GIVEN RECORDS:
# # # #
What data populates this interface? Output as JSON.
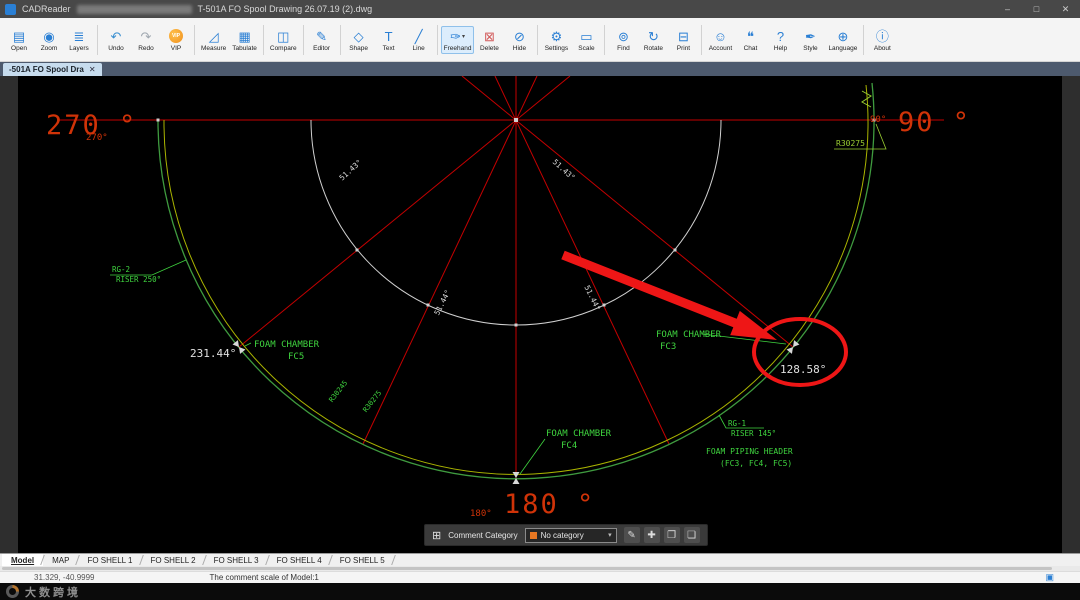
{
  "title_bar": {
    "app_name": "CADReader",
    "doc_title": "T-501A FO Spool Drawing 26.07.19 (2).dwg",
    "minimize": "–",
    "maximize": "□",
    "close": "✕"
  },
  "doc_tab": {
    "label": "-501A FO Spool Dra",
    "close": "✕"
  },
  "toolbar": {
    "items": [
      {
        "label": "Open",
        "glyph": "▤",
        "color": "#2a7fd4"
      },
      {
        "label": "Zoom",
        "glyph": "◉",
        "color": "#2a7fd4"
      },
      {
        "label": "Layers",
        "glyph": "≣",
        "color": "#2a7fd4"
      },
      {
        "sep": true
      },
      {
        "label": "Undo",
        "glyph": "↶",
        "color": "#3b8fd0"
      },
      {
        "label": "Redo",
        "glyph": "↷",
        "color": "#a0a8b0"
      },
      {
        "label": "VIP",
        "glyph": "VIP",
        "color": "#f59a23",
        "vip": true
      },
      {
        "sep": true
      },
      {
        "label": "Measure",
        "glyph": "◿",
        "color": "#2a7fd4"
      },
      {
        "label": "Tabulate",
        "glyph": "▦",
        "color": "#2a7fd4"
      },
      {
        "sep": true
      },
      {
        "label": "Compare",
        "glyph": "◫",
        "color": "#2a7fd4"
      },
      {
        "sep": true
      },
      {
        "label": "Editor",
        "glyph": "✎",
        "color": "#2a7fd4"
      },
      {
        "sep": true
      },
      {
        "label": "Shape",
        "glyph": "◇",
        "color": "#2a7fd4"
      },
      {
        "label": "Text",
        "glyph": "T",
        "color": "#2a7fd4"
      },
      {
        "label": "Line",
        "glyph": "╱",
        "color": "#2a7fd4"
      },
      {
        "sep": true
      },
      {
        "label": "Freehand",
        "glyph": "✑",
        "color": "#2a7fd4",
        "selected": true,
        "dropdown": "▾"
      },
      {
        "label": "Delete",
        "glyph": "⊠",
        "color": "#d25a5a"
      },
      {
        "label": "Hide",
        "glyph": "⊘",
        "color": "#2a7fd4"
      },
      {
        "sep": true
      },
      {
        "label": "Settings",
        "glyph": "⚙",
        "color": "#2a7fd4"
      },
      {
        "label": "Scale",
        "glyph": "▭",
        "color": "#2a7fd4"
      },
      {
        "sep": true
      },
      {
        "label": "Find",
        "glyph": "⊚",
        "color": "#2a7fd4"
      },
      {
        "label": "Rotate",
        "glyph": "↻",
        "color": "#2a7fd4"
      },
      {
        "label": "Print",
        "glyph": "⊟",
        "color": "#2a7fd4"
      },
      {
        "sep": true
      },
      {
        "label": "Account",
        "glyph": "☺",
        "color": "#2a7fd4"
      },
      {
        "label": "Chat",
        "glyph": "❝",
        "color": "#2a7fd4"
      },
      {
        "label": "Help",
        "glyph": "?",
        "color": "#2a7fd4"
      },
      {
        "label": "Style",
        "glyph": "✒",
        "color": "#2a7fd4"
      },
      {
        "label": "Language",
        "glyph": "⊕",
        "color": "#2a7fd4"
      },
      {
        "sep": true
      },
      {
        "label": "About",
        "glyph": "ⓘ",
        "color": "#2a7fd4"
      }
    ]
  },
  "drawing": {
    "angle_big_270": "270 °",
    "angle_small_270": "270°",
    "angle_big_90": "90 °",
    "angle_small_90": "90°",
    "angle_big_180": "180 °",
    "angle_small_180": "180°",
    "angle_fc5": "231.44°",
    "angle_fc3": "128.58°",
    "fc5_name": "FOAM CHAMBER",
    "fc5_tag": "FC5",
    "fc3_name": "FOAM CHAMBER",
    "fc3_tag": "FC3",
    "fc4_name": "FOAM CHAMBER",
    "fc4_tag": "FC4",
    "rg2": "RG-2",
    "rg2_riser": "RISER 250°",
    "rg1": "RG-1",
    "rg1_riser": "RISER 145°",
    "piping_header": "FOAM PIPING HEADER",
    "piping_header_tags": "(FC3, FC4, FC5)",
    "radius_main": "R30275",
    "radius_left_a": "R30245",
    "radius_left_b": "R30275",
    "span_tl": "51.43°",
    "span_tr": "51.43°",
    "span_ml": "51.44°",
    "span_mr": "51.44°",
    "colors": {
      "line_red": "#c40000",
      "arc_green": "#3f9b3f",
      "arc_yellow": "#aab400",
      "text_red": "#d03308",
      "text_green": "#3fd43f",
      "text_white": "#e0e0e0",
      "annotation_red": "#ee1616"
    }
  },
  "comment_bar": {
    "grid_icon": "⊞",
    "category_label": "Comment Category",
    "swatch_color": "#e87722",
    "selected_category": "No category",
    "dropdown_arrow": "▾",
    "icons": [
      {
        "name": "edit-icon",
        "glyph": "✎"
      },
      {
        "name": "move-icon",
        "glyph": "✚"
      },
      {
        "name": "copy-icon",
        "glyph": "❐"
      },
      {
        "name": "paste-icon",
        "glyph": "❏"
      }
    ]
  },
  "sheet_tabs": {
    "active": "Model",
    "tabs": [
      "Model",
      "MAP",
      "FO SHELL 1",
      "FO SHELL 2",
      "FO SHELL 3",
      "FO SHELL 4",
      "FO SHELL 5"
    ]
  },
  "status_bar": {
    "coords": "31.329, -40.9999",
    "message": "The comment scale of Model:1",
    "doc_icon": "▣"
  },
  "watermark": {
    "text": "大数跨境"
  }
}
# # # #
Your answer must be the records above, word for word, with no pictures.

TASK ANSWER:
What data populates this interface? Output as JSON.
{
  "title_bar": {
    "app_name": "CADReader",
    "doc_title": "T-501A FO Spool Drawing 26.07.19 (2).dwg",
    "minimize": "–",
    "maximize": "□",
    "close": "✕"
  },
  "doc_tab": {
    "label": "-501A FO Spool Dra",
    "close": "✕"
  },
  "toolbar": {
    "items": [
      {
        "label": "Open",
        "glyph": "▤",
        "color": "#2a7fd4"
      },
      {
        "label": "Zoom",
        "glyph": "◉",
        "color": "#2a7fd4"
      },
      {
        "label": "Layers",
        "glyph": "≣",
        "color": "#2a7fd4"
      },
      {
        "sep": true
      },
      {
        "label": "Undo",
        "glyph": "↶",
        "color": "#3b8fd0"
      },
      {
        "label": "Redo",
        "glyph": "↷",
        "color": "#a0a8b0"
      },
      {
        "label": "VIP",
        "glyph": "VIP",
        "color": "#f59a23",
        "vip": true
      },
      {
        "sep": true
      },
      {
        "label": "Measure",
        "glyph": "◿",
        "color": "#2a7fd4"
      },
      {
        "label": "Tabulate",
        "glyph": "▦",
        "color": "#2a7fd4"
      },
      {
        "sep": true
      },
      {
        "label": "Compare",
        "glyph": "◫",
        "color": "#2a7fd4"
      },
      {
        "sep": true
      },
      {
        "label": "Editor",
        "glyph": "✎",
        "color": "#2a7fd4"
      },
      {
        "sep": true
      },
      {
        "label": "Shape",
        "glyph": "◇",
        "color": "#2a7fd4"
      },
      {
        "label": "Text",
        "glyph": "T",
        "color": "#2a7fd4"
      },
      {
        "label": "Line",
        "glyph": "╱",
        "color": "#2a7fd4"
      },
      {
        "sep": true
      },
      {
        "label": "Freehand",
        "glyph": "✑",
        "color": "#2a7fd4",
        "selected": true,
        "dropdown": "▾"
      },
      {
        "label": "Delete",
        "glyph": "⊠",
        "color": "#d25a5a"
      },
      {
        "label": "Hide",
        "glyph": "⊘",
        "color": "#2a7fd4"
      },
      {
        "sep": true
      },
      {
        "label": "Settings",
        "glyph": "⚙",
        "color": "#2a7fd4"
      },
      {
        "label": "Scale",
        "glyph": "▭",
        "color": "#2a7fd4"
      },
      {
        "sep": true
      },
      {
        "label": "Find",
        "glyph": "⊚",
        "color": "#2a7fd4"
      },
      {
        "label": "Rotate",
        "glyph": "↻",
        "color": "#2a7fd4"
      },
      {
        "label": "Print",
        "glyph": "⊟",
        "color": "#2a7fd4"
      },
      {
        "sep": true
      },
      {
        "label": "Account",
        "glyph": "☺",
        "color": "#2a7fd4"
      },
      {
        "label": "Chat",
        "glyph": "❝",
        "color": "#2a7fd4"
      },
      {
        "label": "Help",
        "glyph": "?",
        "color": "#2a7fd4"
      },
      {
        "label": "Style",
        "glyph": "✒",
        "color": "#2a7fd4"
      },
      {
        "label": "Language",
        "glyph": "⊕",
        "color": "#2a7fd4"
      },
      {
        "sep": true
      },
      {
        "label": "About",
        "glyph": "ⓘ",
        "color": "#2a7fd4"
      }
    ]
  },
  "drawing": {
    "angle_big_270": "270 °",
    "angle_small_270": "270°",
    "angle_big_90": "90 °",
    "angle_small_90": "90°",
    "angle_big_180": "180 °",
    "angle_small_180": "180°",
    "angle_fc5": "231.44°",
    "angle_fc3": "128.58°",
    "fc5_name": "FOAM CHAMBER",
    "fc5_tag": "FC5",
    "fc3_name": "FOAM CHAMBER",
    "fc3_tag": "FC3",
    "fc4_name": "FOAM CHAMBER",
    "fc4_tag": "FC4",
    "rg2": "RG-2",
    "rg2_riser": "RISER 250°",
    "rg1": "RG-1",
    "rg1_riser": "RISER 145°",
    "piping_header": "FOAM PIPING HEADER",
    "piping_header_tags": "(FC3, FC4, FC5)",
    "radius_main": "R30275",
    "radius_left_a": "R30245",
    "radius_left_b": "R30275",
    "span_tl": "51.43°",
    "span_tr": "51.43°",
    "span_ml": "51.44°",
    "span_mr": "51.44°",
    "colors": {
      "line_red": "#c40000",
      "arc_green": "#3f9b3f",
      "arc_yellow": "#aab400",
      "text_red": "#d03308",
      "text_green": "#3fd43f",
      "text_white": "#e0e0e0",
      "annotation_red": "#ee1616"
    }
  },
  "comment_bar": {
    "grid_icon": "⊞",
    "category_label": "Comment Category",
    "swatch_color": "#e87722",
    "selected_category": "No category",
    "dropdown_arrow": "▾",
    "icons": [
      {
        "name": "edit-icon",
        "glyph": "✎"
      },
      {
        "name": "move-icon",
        "glyph": "✚"
      },
      {
        "name": "copy-icon",
        "glyph": "❐"
      },
      {
        "name": "paste-icon",
        "glyph": "❏"
      }
    ]
  },
  "sheet_tabs": {
    "active": "Model",
    "tabs": [
      "Model",
      "MAP",
      "FO SHELL 1",
      "FO SHELL 2",
      "FO SHELL 3",
      "FO SHELL 4",
      "FO SHELL 5"
    ]
  },
  "status_bar": {
    "coords": "31.329, -40.9999",
    "message": "The comment scale of Model:1",
    "doc_icon": "▣"
  },
  "watermark": {
    "text": "大数跨境"
  }
}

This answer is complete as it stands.